Mobility Services, conducting a user research in a car

Cultural Translation: Mobility Services

Translating German Shared Mobility Services for the Japanese Market

Understanding a new market and culture fit is crucial for success. As a highly diverse team representing more than 20 nationalities and fluent in just as many languages, we often get requests to help translate different markets, aesthetics, and consumer buying behaviors. We were recently approached by one of the largest Japanese car manufacturers to do just that. The challenge: Research the differences between European and Japanese shared mobility services. With the brief in hand, we created a bespoke program customized to their research needs.

Local expertise makes a difference

A company representative was in town for IAA, the world's largest motor show, and needed local support testing the various mobility services available in Germany. Local support was critical for a few reasons: Not only do Goodpatch employees have German drivers licenses, we also have accounts set up with every major service provider in the city. What’s more, we have several team members who are very passionate about mobility with deep industry knowledge.

Mobility Services, onsite field research

A tour through Berlin

We began the research with an onboarding meeting, taking the representative through the German mobility market and the recent shift from personal cars to shared mobility services. We then went out onto the street for field research. Over the course of two days, we took the company representative through the sign-up, login, booking, and in-route experiences of the various providers and their companion apps. The sharing services we tested included cars (We Share, SIXT and ShareNow, formerly known as car2go and DriveNow), kick scooters (TIER, Lime, Voi), bikes (Uber, Lidl, Mobike), scooters (Coup and emmy), and ride haling (BerlKönig and Clever Shuttle).

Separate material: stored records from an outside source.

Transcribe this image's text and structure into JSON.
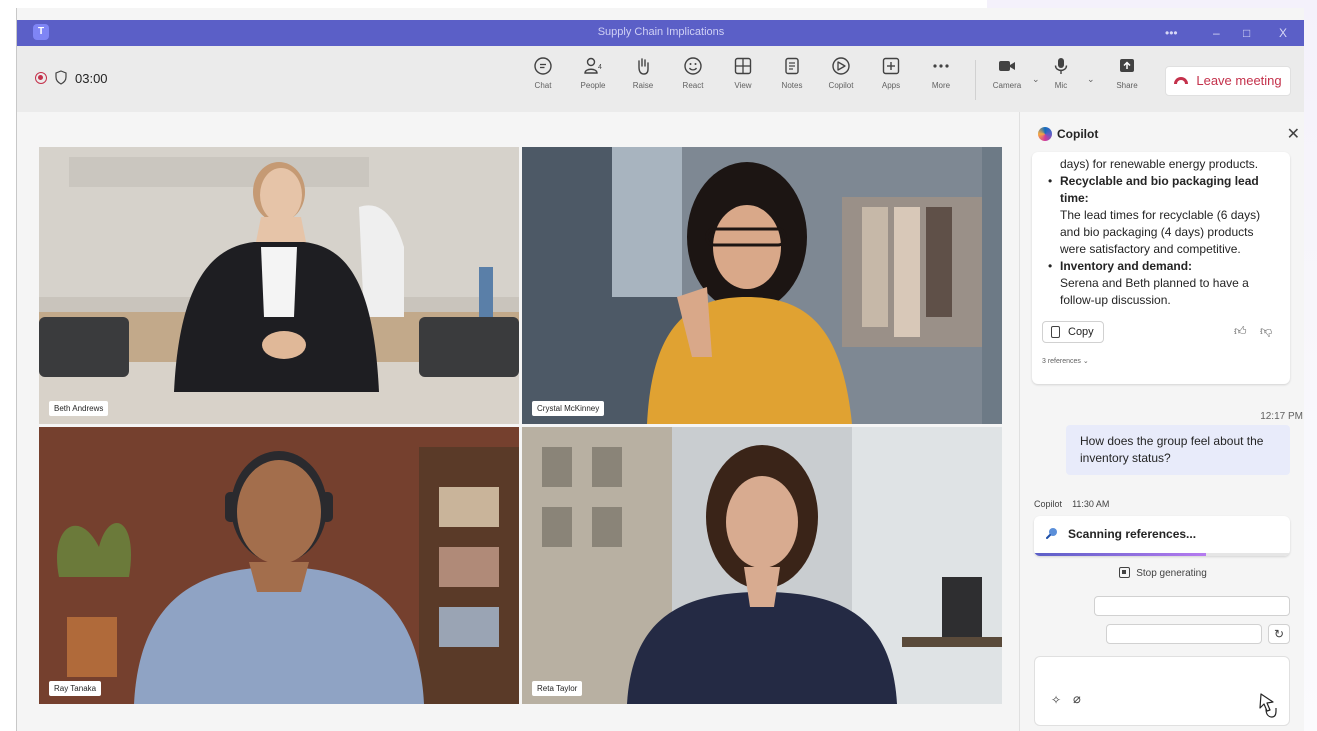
{
  "window": {
    "title": "Supply Chain Implications",
    "controls": [
      "•••",
      "–",
      "□",
      "X"
    ]
  },
  "toolbar": {
    "timer": "03:00",
    "buttons": [
      {
        "label": "Chat",
        "icon": "chat-icon"
      },
      {
        "label": "People",
        "icon": "people-icon",
        "badge": "4"
      },
      {
        "label": "Raise",
        "icon": "hand-icon"
      },
      {
        "label": "React",
        "icon": "smile-icon"
      },
      {
        "label": "View",
        "icon": "grid-icon"
      },
      {
        "label": "Notes",
        "icon": "notes-icon"
      },
      {
        "label": "Copilot",
        "icon": "copilot-icon"
      },
      {
        "label": "Apps",
        "icon": "plus-icon"
      },
      {
        "label": "More",
        "icon": "more-icon"
      },
      {
        "label": "Camera",
        "icon": "camera-icon"
      },
      {
        "label": "Mic",
        "icon": "mic-icon"
      },
      {
        "label": "Share",
        "icon": "share-icon"
      }
    ],
    "leave_label": "Leave meeting"
  },
  "participants": [
    {
      "name": "Beth Andrews"
    },
    {
      "name": "Crystal McKinney"
    },
    {
      "name": "Ray Tanaka"
    },
    {
      "name": "Reta Taylor"
    }
  ],
  "copilot": {
    "title": "Copilot",
    "card": {
      "intro": "days) for renewable energy products.",
      "items": [
        {
          "heading": "Recyclable and bio packaging lead time:",
          "text": "The lead times for recyclable (6 days) and bio packaging (4 days) products were satisfactory and competitive."
        },
        {
          "heading": "Inventory and demand:",
          "text": "Serena and Beth planned to have a follow-up discussion."
        }
      ],
      "copy_label": "Copy",
      "references": "3 references"
    },
    "user_time": "12:17 PM",
    "user_message": "How does the group feel about the inventory status?",
    "response_author": "Copilot",
    "response_time": "11:30 AM",
    "status": "Scanning references...",
    "progress": 0.67,
    "stop_label": "Stop generating"
  },
  "colors": {
    "accent": "#5b5fc7",
    "leave": "#c4314b",
    "bubble": "#e8ebfa"
  }
}
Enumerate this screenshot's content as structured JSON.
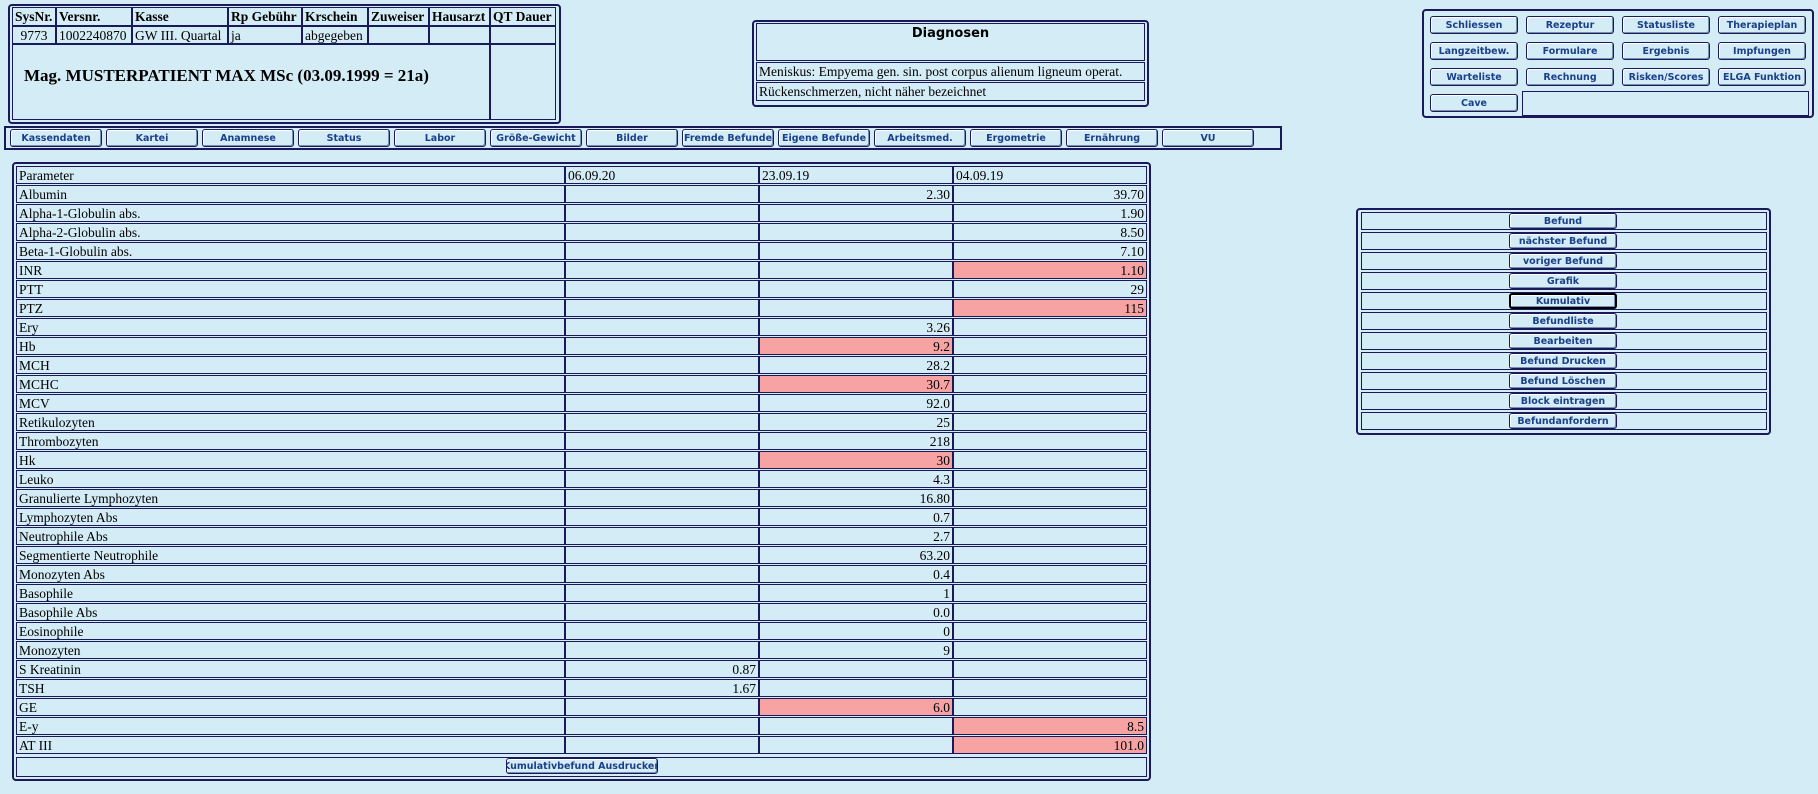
{
  "patient_header": {
    "columns": [
      "SysNr.",
      "Versnr.",
      "Kasse",
      "Rp Gebühr",
      "Krschein",
      "Zuweiser",
      "Hausarzt",
      "QT Dauer"
    ],
    "values": [
      "9773",
      "1002240870",
      "GW III. Quartal",
      "ja",
      "abgegeben",
      "",
      "",
      ""
    ],
    "patient_name": "Mag. MUSTERPATIENT MAX MSc (03.09.1999 = 21a)"
  },
  "diagnosen": {
    "title": "Diagnosen",
    "items": [
      "Meniskus: Empyema gen. sin. post corpus alienum ligneum operat.",
      "Rückenschmerzen, nicht näher bezeichnet"
    ]
  },
  "top_buttons": [
    [
      "Schliessen",
      "Rezeptur",
      "Statusliste",
      "Therapieplan"
    ],
    [
      "Langzeitbew.",
      "Formulare",
      "Ergebnis",
      "Impfungen"
    ],
    [
      "Warteliste",
      "Rechnung",
      "Risken/Scores",
      "ELGA Funktion"
    ],
    [
      "Cave"
    ]
  ],
  "tabs": [
    "Kassendaten",
    "Kartei",
    "Anamnese",
    "Status",
    "Labor",
    "Größe-Gewicht",
    "Bilder",
    "Fremde Befunde",
    "Eigene Befunde",
    "Arbeitsmed.",
    "Ergometrie",
    "Ernährung",
    "VU"
  ],
  "lab": {
    "header": [
      "Parameter",
      "06.09.20",
      "23.09.19",
      "04.09.19"
    ],
    "rows": [
      {
        "name": "Albumin",
        "v": [
          "",
          "2.30",
          "39.70"
        ],
        "hi": [
          false,
          false,
          false
        ]
      },
      {
        "name": "Alpha-1-Globulin abs.",
        "v": [
          "",
          "",
          "1.90"
        ],
        "hi": [
          false,
          false,
          false
        ]
      },
      {
        "name": "Alpha-2-Globulin abs.",
        "v": [
          "",
          "",
          "8.50"
        ],
        "hi": [
          false,
          false,
          false
        ]
      },
      {
        "name": "Beta-1-Globulin abs.",
        "v": [
          "",
          "",
          "7.10"
        ],
        "hi": [
          false,
          false,
          false
        ]
      },
      {
        "name": "INR",
        "v": [
          "",
          "",
          "1.10"
        ],
        "hi": [
          false,
          false,
          true
        ]
      },
      {
        "name": "PTT",
        "v": [
          "",
          "",
          "29"
        ],
        "hi": [
          false,
          false,
          false
        ]
      },
      {
        "name": "PTZ",
        "v": [
          "",
          "",
          "115"
        ],
        "hi": [
          false,
          false,
          true
        ]
      },
      {
        "name": "Ery",
        "v": [
          "",
          "3.26",
          ""
        ],
        "hi": [
          false,
          false,
          false
        ]
      },
      {
        "name": "Hb",
        "v": [
          "",
          "9.2",
          ""
        ],
        "hi": [
          false,
          true,
          false
        ]
      },
      {
        "name": "MCH",
        "v": [
          "",
          "28.2",
          ""
        ],
        "hi": [
          false,
          false,
          false
        ]
      },
      {
        "name": "MCHC",
        "v": [
          "",
          "30.7",
          ""
        ],
        "hi": [
          false,
          true,
          false
        ]
      },
      {
        "name": "MCV",
        "v": [
          "",
          "92.0",
          ""
        ],
        "hi": [
          false,
          false,
          false
        ]
      },
      {
        "name": "Retikulozyten",
        "v": [
          "",
          "25",
          ""
        ],
        "hi": [
          false,
          false,
          false
        ]
      },
      {
        "name": "Thrombozyten",
        "v": [
          "",
          "218",
          ""
        ],
        "hi": [
          false,
          false,
          false
        ]
      },
      {
        "name": "Hk",
        "v": [
          "",
          "30",
          ""
        ],
        "hi": [
          false,
          true,
          false
        ]
      },
      {
        "name": "Leuko",
        "v": [
          "",
          "4.3",
          ""
        ],
        "hi": [
          false,
          false,
          false
        ]
      },
      {
        "name": "Granulierte Lymphozyten",
        "v": [
          "",
          "16.80",
          ""
        ],
        "hi": [
          false,
          false,
          false
        ]
      },
      {
        "name": "Lymphozyten Abs",
        "v": [
          "",
          "0.7",
          ""
        ],
        "hi": [
          false,
          false,
          false
        ]
      },
      {
        "name": "Neutrophile Abs",
        "v": [
          "",
          "2.7",
          ""
        ],
        "hi": [
          false,
          false,
          false
        ]
      },
      {
        "name": "Segmentierte Neutrophile",
        "v": [
          "",
          "63.20",
          ""
        ],
        "hi": [
          false,
          false,
          false
        ]
      },
      {
        "name": "Monozyten Abs",
        "v": [
          "",
          "0.4",
          ""
        ],
        "hi": [
          false,
          false,
          false
        ]
      },
      {
        "name": "Basophile",
        "v": [
          "",
          "1",
          ""
        ],
        "hi": [
          false,
          false,
          false
        ]
      },
      {
        "name": "Basophile Abs",
        "v": [
          "",
          "0.0",
          ""
        ],
        "hi": [
          false,
          false,
          false
        ]
      },
      {
        "name": "Eosinophile",
        "v": [
          "",
          "0",
          ""
        ],
        "hi": [
          false,
          false,
          false
        ]
      },
      {
        "name": "Monozyten",
        "v": [
          "",
          "9",
          ""
        ],
        "hi": [
          false,
          false,
          false
        ]
      },
      {
        "name": "S Kreatinin",
        "v": [
          "0.87",
          "",
          ""
        ],
        "hi": [
          false,
          false,
          false
        ]
      },
      {
        "name": "TSH",
        "v": [
          "1.67",
          "",
          ""
        ],
        "hi": [
          false,
          false,
          false
        ]
      },
      {
        "name": "GE",
        "v": [
          "",
          "6.0",
          ""
        ],
        "hi": [
          false,
          true,
          false
        ]
      },
      {
        "name": "E-y",
        "v": [
          "",
          "",
          "8.5"
        ],
        "hi": [
          false,
          false,
          true
        ]
      },
      {
        "name": "AT III",
        "v": [
          "",
          "",
          "101.0"
        ],
        "hi": [
          false,
          false,
          true
        ]
      }
    ],
    "print_button": "Kumulativbefund Ausdrucken"
  },
  "side_buttons": [
    "Befund",
    "nächster Befund",
    "voriger Befund",
    "Grafik",
    "Kumulativ",
    "Befundliste",
    "Bearbeiten",
    "Befund Drucken",
    "Befund Löschen",
    "Block eintragen",
    "Befundanfordern"
  ],
  "side_active": "Kumulativ",
  "colors": {
    "background": "#d4ecf6",
    "highlight": "#f7a3a3",
    "border": "#1a1a5a",
    "button_text": "#1b3f8a"
  }
}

Capturing all the intricacies of mobility services

As a part of our research, we documented the key differentiators of each provider: user experience, interface, features, and unique service offerings. We also highlighted each user group: e.g., locals vs. tourists, heavy users vs. first-time riders. We also made sure to note the external factors affecting mobility trends: climate initiatives and legislation, local vs. global markets, city planning and infrastructure, cultural aspects, and sociopolitical shifts.

For us, the learnings were mutual. We were equally interested in conducting field research and were excited to hear his fresh perspective on the services available in Berlin, especially compared to the services available in Japan.






Cultural Translation
User Research

Mobility Services, emmy scooter
Mobility Services, onsite research
Mobility Services, onsite field research